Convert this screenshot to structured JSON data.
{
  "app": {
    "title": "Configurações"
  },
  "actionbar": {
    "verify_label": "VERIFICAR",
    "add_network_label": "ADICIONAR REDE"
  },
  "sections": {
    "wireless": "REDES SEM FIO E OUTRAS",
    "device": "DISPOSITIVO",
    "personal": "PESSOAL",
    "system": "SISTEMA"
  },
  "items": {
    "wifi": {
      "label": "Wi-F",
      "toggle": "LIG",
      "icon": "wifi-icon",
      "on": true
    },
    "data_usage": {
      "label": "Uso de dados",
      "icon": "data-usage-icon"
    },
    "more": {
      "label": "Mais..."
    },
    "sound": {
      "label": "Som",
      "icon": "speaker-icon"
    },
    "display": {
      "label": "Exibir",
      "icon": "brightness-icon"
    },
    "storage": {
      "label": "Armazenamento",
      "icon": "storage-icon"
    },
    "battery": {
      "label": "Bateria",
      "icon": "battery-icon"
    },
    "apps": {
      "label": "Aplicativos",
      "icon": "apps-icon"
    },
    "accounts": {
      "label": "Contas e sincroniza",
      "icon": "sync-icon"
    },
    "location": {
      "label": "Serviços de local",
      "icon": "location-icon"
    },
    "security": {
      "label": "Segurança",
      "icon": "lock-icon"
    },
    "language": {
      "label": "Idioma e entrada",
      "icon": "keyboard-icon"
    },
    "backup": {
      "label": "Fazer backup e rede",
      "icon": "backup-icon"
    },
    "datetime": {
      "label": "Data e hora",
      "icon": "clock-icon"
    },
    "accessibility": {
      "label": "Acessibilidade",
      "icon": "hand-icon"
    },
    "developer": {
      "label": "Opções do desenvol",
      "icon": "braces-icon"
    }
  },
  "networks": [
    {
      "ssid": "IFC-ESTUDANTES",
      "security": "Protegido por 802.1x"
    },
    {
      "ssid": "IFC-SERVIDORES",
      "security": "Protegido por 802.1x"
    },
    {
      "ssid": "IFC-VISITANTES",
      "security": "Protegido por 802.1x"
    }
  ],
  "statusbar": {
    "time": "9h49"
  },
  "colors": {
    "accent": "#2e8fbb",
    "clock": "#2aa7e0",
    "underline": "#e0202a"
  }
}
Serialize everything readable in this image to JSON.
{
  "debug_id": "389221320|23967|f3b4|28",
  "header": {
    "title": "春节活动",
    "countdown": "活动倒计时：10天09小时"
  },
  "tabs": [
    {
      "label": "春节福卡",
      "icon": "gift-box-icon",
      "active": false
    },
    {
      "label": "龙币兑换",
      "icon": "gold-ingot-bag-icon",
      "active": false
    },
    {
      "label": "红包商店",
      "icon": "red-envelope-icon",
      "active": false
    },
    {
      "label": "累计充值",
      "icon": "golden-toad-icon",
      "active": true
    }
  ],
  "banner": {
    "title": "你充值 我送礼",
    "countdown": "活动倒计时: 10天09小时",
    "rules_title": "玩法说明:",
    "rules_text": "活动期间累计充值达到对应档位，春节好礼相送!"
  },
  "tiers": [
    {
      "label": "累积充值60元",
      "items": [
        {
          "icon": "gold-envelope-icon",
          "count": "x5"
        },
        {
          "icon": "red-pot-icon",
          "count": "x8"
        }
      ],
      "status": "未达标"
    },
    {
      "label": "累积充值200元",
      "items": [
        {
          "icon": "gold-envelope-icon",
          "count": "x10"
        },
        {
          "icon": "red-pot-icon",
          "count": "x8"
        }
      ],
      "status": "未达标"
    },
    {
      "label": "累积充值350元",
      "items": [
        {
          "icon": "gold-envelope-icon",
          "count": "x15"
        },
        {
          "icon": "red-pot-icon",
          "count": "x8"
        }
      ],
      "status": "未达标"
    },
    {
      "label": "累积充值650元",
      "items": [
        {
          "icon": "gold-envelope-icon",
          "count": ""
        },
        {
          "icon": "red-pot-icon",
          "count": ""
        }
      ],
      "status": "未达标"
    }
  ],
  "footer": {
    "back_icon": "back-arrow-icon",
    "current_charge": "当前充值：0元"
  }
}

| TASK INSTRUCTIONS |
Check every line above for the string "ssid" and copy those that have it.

| TASK ANSWER |
      "ssid": "IFC-ESTUDANTES",
      "ssid": "IFC-SERVIDORES",
      "ssid": "IFC-VISITANTES",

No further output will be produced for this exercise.